In several publications are to be found essays on the old English theatre, the writers of which seem desirous of conveying to their readers the idea that Shakespeare had dramatic contemporaries nearly equal to himself; and for criticism of such a tendency two distinguished men are perhaps answerable—Lamband Hazlitt--who have, on the whole, exaggerated the general merits of the dramatists of Elizabeth and James's days. “Shakespeare," says Hazlitt, "towered above his fellows, 'in shape and gesture proudly eminent,' but he was one of a race of giants, the tallest, the strongest, the most graceful and beautiful of them ; but it was a common and a noble brood.” A falser remark, I conceive, has seldom been made by critic. Shakespeare is not only immeasurably superior to the dramatists of his time in creative power, in insight into the human heart, and in profound thought; but he is, moreover, utterly unlike them in almost every respect-unlike them in his method of developing character, in his direction, in his versification ; nor should it be forgotten that some of those scenes which have been most admired in the works of his contemporaries were intended to affect the audience at the expense of nature and probability, and these stand in marked contrast to all that we possess as unquestionably from the pen of Shakespeare.--A Complete Edition of the Works of Shakespeare.
DYER, SIR EDWARD, an English poet, born about 1540; died about 1607. He was educated at Oxford, and was employed on various embassies by Queen Elizabeth. He was a friend of Raleigh and Sydney, and wrote a number of pastoral odes and madrigals. Several editions of his poems have been printed, the latest in 1872. His best poem, "My Mind to Me a Kingdom Is," has been claimed for Thomas Bird (1543–1623), and for Joshua Sylvester (1563–1618); but Dyer's claim is best authenticated. It has been set to music and published in William Byrd's Psalmes, Sonets, and Songs (1588).

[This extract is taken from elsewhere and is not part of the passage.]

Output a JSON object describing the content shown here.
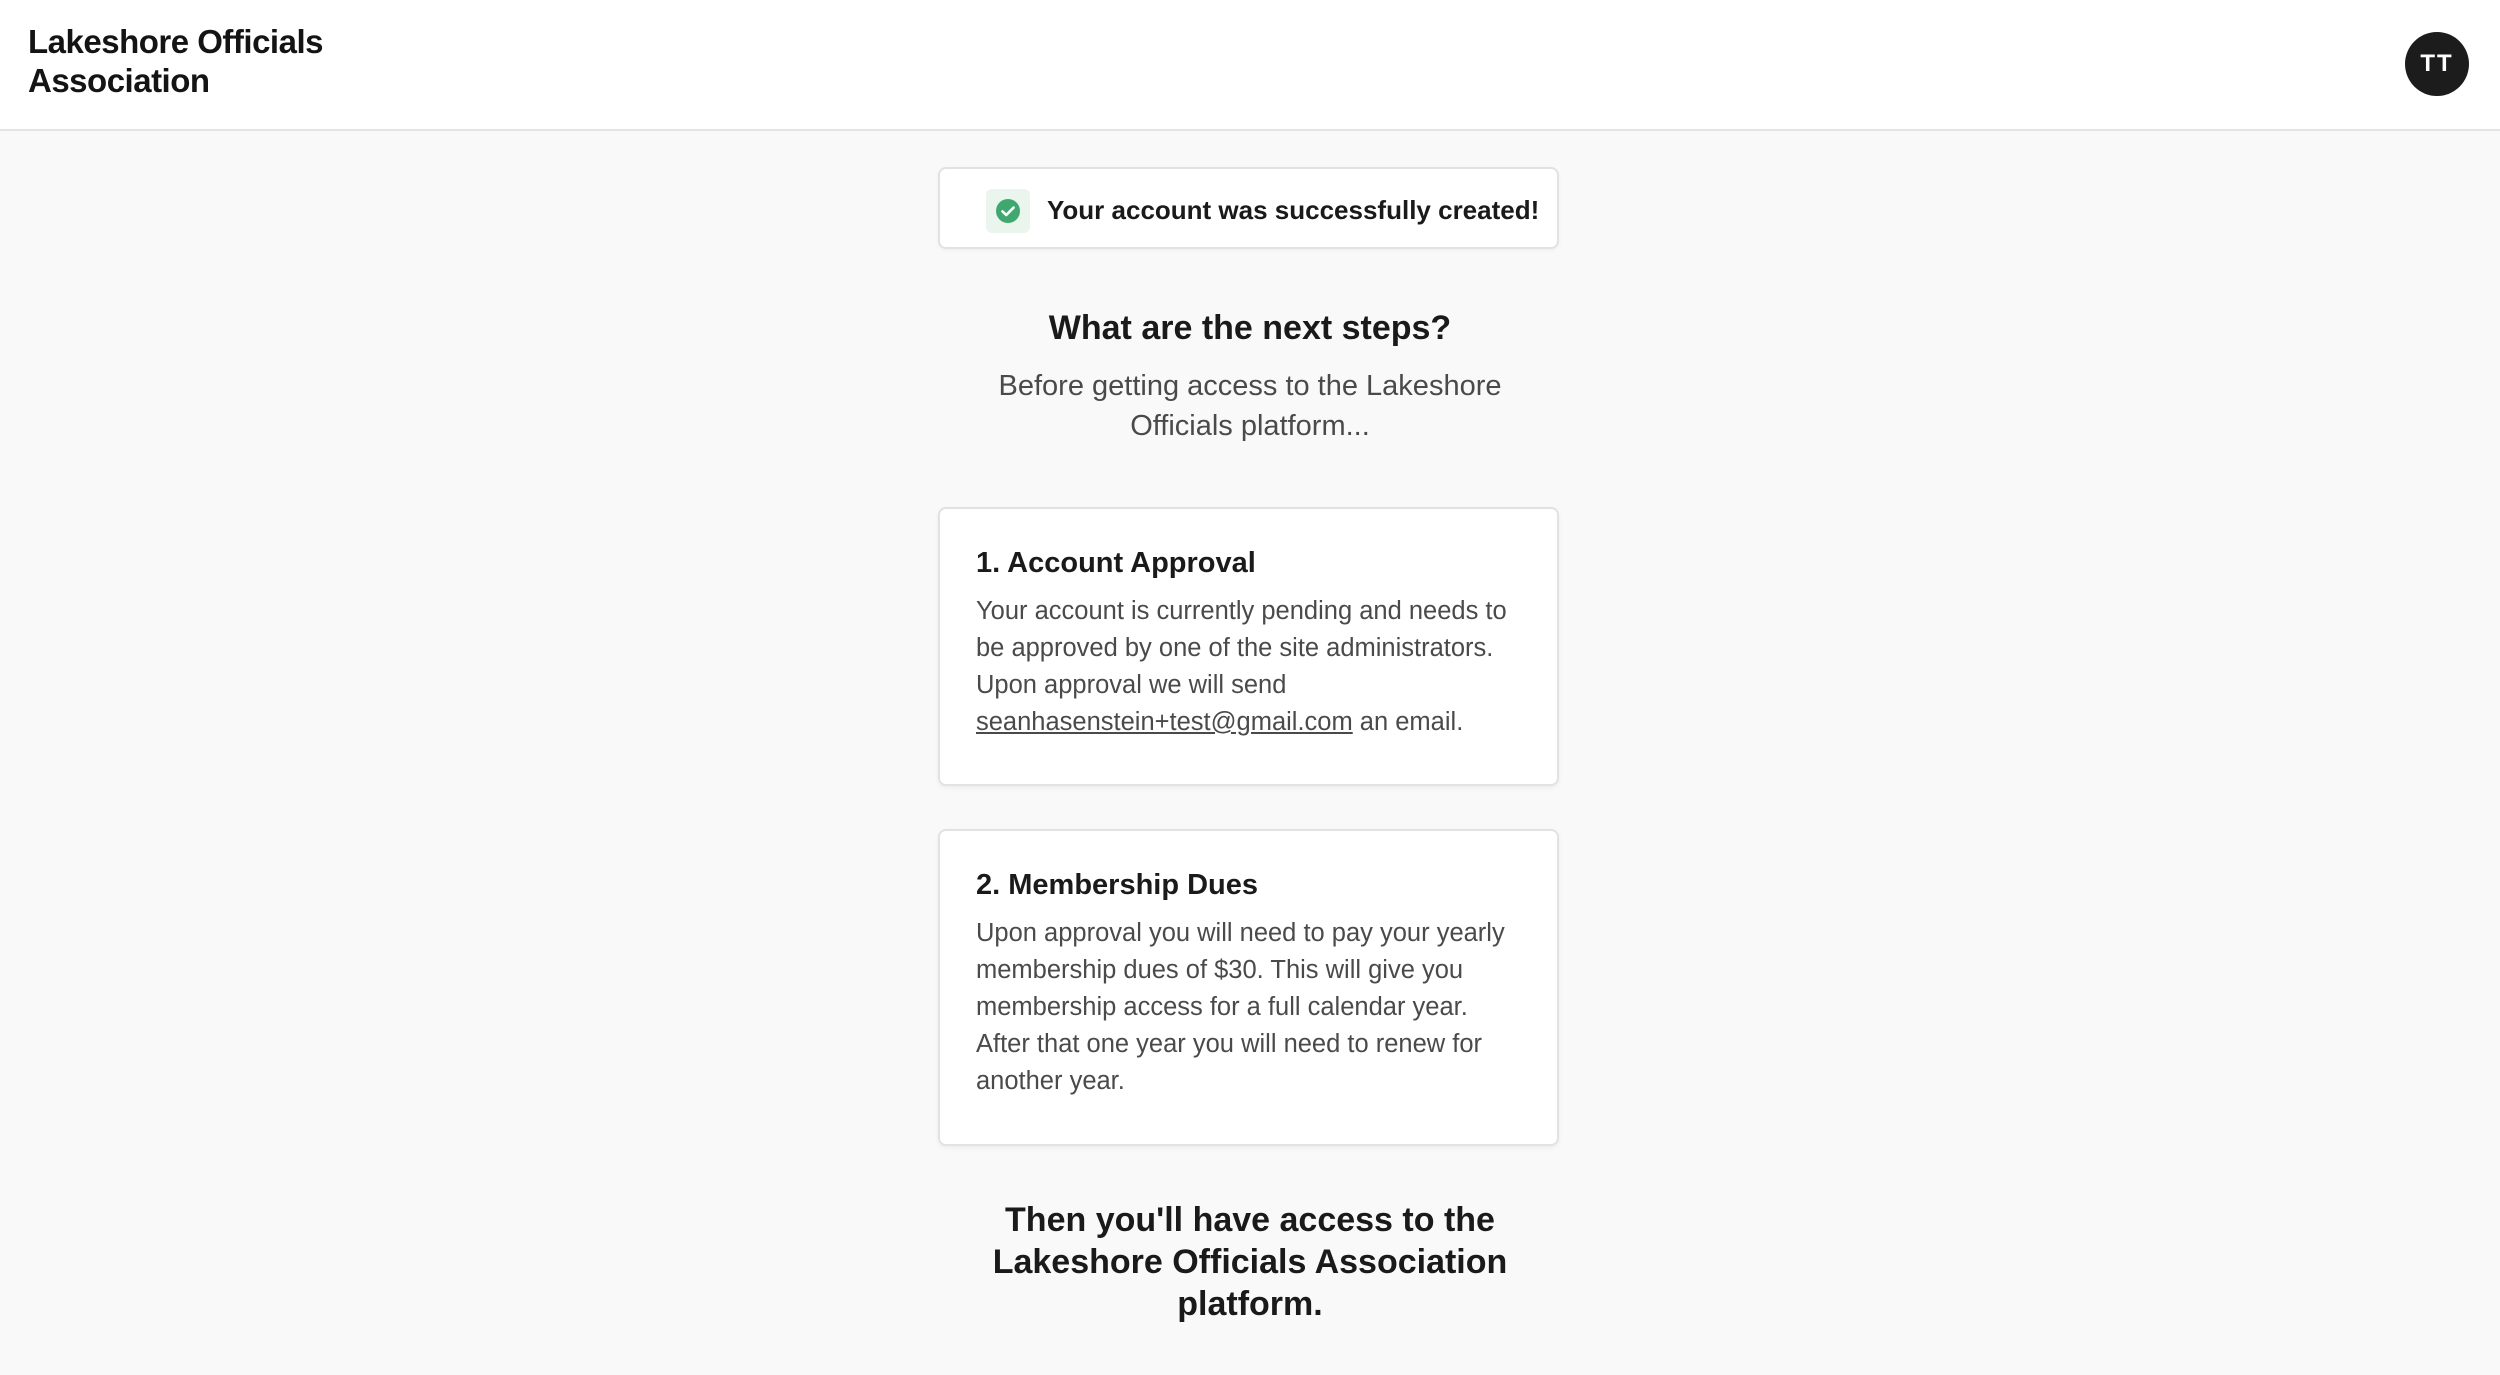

My mind to me a kingdom is !
Such present joys therein I find,
That earth affords or grows by kind :
No princely pomp, no wealthy store,
No force to win the victory;

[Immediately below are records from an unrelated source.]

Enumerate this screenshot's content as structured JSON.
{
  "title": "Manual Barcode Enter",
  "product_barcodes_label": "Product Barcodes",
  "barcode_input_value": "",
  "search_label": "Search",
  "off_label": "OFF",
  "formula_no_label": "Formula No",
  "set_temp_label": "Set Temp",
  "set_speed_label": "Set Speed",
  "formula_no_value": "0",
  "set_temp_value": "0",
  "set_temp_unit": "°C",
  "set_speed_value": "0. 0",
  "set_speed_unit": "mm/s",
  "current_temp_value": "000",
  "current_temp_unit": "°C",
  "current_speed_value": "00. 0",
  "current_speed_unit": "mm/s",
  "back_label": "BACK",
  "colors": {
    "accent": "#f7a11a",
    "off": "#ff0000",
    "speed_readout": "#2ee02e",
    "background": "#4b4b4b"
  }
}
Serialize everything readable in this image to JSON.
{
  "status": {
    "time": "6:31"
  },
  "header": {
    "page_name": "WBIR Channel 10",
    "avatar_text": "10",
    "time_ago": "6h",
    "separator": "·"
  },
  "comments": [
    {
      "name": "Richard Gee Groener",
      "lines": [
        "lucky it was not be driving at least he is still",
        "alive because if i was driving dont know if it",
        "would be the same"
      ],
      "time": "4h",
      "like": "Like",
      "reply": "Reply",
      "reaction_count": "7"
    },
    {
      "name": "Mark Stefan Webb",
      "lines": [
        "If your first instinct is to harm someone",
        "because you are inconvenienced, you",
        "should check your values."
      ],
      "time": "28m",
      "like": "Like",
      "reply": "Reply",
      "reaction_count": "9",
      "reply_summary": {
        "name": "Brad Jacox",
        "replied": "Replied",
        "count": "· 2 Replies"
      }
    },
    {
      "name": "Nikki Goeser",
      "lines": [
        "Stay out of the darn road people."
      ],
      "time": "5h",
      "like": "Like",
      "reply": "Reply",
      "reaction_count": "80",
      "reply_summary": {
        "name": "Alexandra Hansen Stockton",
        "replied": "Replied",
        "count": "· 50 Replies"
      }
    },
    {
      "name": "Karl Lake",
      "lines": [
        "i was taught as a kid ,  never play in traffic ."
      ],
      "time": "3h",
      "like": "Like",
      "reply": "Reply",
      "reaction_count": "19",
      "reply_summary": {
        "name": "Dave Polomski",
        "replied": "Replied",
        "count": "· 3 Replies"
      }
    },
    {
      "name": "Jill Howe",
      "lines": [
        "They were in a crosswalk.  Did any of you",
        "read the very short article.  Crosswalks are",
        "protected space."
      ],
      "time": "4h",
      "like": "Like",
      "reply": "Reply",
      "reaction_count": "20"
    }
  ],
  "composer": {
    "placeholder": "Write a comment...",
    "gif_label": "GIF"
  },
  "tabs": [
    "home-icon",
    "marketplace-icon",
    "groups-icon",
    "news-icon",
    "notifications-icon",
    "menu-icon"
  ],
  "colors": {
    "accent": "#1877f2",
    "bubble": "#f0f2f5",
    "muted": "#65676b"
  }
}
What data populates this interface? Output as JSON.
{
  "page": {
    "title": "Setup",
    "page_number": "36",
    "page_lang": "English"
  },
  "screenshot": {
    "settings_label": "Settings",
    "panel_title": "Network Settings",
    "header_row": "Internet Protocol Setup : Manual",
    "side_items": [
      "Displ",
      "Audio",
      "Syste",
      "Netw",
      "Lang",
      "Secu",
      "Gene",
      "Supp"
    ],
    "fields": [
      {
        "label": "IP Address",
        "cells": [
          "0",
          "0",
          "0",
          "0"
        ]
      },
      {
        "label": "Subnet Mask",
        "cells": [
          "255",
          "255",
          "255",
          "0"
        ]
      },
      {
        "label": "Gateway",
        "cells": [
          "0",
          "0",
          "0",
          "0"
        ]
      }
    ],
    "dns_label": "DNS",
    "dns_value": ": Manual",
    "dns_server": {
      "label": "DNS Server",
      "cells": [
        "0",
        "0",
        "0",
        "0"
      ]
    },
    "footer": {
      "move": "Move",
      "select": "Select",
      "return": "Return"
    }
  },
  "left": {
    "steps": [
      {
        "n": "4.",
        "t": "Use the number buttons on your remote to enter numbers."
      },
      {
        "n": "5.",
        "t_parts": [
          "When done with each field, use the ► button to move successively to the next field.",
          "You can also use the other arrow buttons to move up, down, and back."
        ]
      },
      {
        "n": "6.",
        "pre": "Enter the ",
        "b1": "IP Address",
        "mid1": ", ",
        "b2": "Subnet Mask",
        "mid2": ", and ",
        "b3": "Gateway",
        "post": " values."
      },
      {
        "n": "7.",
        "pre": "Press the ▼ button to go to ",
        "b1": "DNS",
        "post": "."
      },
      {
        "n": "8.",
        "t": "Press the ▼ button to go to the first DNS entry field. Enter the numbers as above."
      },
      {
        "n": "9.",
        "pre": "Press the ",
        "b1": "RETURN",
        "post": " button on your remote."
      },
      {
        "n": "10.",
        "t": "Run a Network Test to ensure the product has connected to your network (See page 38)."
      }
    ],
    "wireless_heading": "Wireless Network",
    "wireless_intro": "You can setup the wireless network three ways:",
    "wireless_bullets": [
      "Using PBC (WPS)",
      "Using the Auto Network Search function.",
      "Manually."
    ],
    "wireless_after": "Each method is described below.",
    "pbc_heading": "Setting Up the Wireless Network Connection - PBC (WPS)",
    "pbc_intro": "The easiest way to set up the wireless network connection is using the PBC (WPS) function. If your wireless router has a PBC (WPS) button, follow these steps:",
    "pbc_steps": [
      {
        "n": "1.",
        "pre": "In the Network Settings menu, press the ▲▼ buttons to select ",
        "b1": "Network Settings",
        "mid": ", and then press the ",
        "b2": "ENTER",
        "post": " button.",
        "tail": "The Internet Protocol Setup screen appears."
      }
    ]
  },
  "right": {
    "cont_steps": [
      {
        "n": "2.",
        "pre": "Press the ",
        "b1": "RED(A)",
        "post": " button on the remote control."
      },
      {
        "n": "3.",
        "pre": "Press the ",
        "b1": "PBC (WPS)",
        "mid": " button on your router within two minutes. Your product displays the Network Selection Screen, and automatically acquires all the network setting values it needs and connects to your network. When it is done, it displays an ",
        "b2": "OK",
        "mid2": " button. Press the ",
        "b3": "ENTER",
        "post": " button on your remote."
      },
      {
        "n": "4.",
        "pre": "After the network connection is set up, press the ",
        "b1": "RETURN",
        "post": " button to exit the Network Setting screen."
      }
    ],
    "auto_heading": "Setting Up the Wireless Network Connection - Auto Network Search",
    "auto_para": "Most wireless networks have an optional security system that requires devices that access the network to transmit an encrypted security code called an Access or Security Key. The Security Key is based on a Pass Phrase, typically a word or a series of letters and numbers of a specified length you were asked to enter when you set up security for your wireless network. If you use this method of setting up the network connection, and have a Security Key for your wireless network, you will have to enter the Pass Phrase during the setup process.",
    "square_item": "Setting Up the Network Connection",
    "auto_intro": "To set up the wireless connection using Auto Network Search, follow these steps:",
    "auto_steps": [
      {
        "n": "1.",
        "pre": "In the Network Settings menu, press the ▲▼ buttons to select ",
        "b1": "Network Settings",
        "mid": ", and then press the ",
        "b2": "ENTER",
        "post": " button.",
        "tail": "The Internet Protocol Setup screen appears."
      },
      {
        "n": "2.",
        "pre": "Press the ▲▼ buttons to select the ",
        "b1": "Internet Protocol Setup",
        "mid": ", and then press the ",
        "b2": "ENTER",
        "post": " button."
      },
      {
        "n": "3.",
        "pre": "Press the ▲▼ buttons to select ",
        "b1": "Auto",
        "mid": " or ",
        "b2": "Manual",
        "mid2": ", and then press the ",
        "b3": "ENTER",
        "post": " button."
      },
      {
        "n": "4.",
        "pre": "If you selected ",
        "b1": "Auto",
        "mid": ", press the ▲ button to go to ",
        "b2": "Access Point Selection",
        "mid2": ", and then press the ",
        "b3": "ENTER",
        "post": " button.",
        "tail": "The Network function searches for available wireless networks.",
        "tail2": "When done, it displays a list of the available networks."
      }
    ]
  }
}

No shape to feed a loving eye ;
I see how plenty surfeits oft,
And hasty climbers soon do fall; I see that those which are aloft,
Mishap doth threaten most of all; These get with toil, they keep with fear, Such cares my mind could never bear. Content I live, this is my stay;
I seek no more than may suffice;
Look, what I lack my mind supplies ;
I little have and seek no more.
And I am rich with little store :
I grudge not at another's gain ;
My state at one doth still remain :
Their wisdom by their rage of will ;
A cloaked craft their store of skill;
My conscience clear my chief defence; I neither seek by bribes to please,
Nor by deceit to breed offence: Thus do I live ; thus will I die ; Would all did so as well as I !
DYER, JOHN, an English poet, born at Aberglasney, Carmarthenshire, Wales, in 1700; died at Kirkby-on-Bane, July 24, 1758. He was educated at Westminster School, practised painting with indifferent success, and at the age of forty entered the Church, and received several valuable livings. He wrote poetry both before and after he took Orders. His longest poem, The Fleece, a successful imitation of Virgil's Georgics, was published just before his death. This poem treats of the very prosy subject of the rearing of sheep and the manufacture of woollen goods, and this, coupled with the stately measure of the lines, made the work the subject of ridicule. It consists of four books, the first of which discourses on the tending of sheep, the second on the shearing and preparation of the wool, the third on weaving, and the fourth on trade in the manufactured goods. His best-known poem, Grongar Hill, was written in his twenty-sixth year. It describes a mountain not far from the place of his birth.
Silent nymph, with curious eye,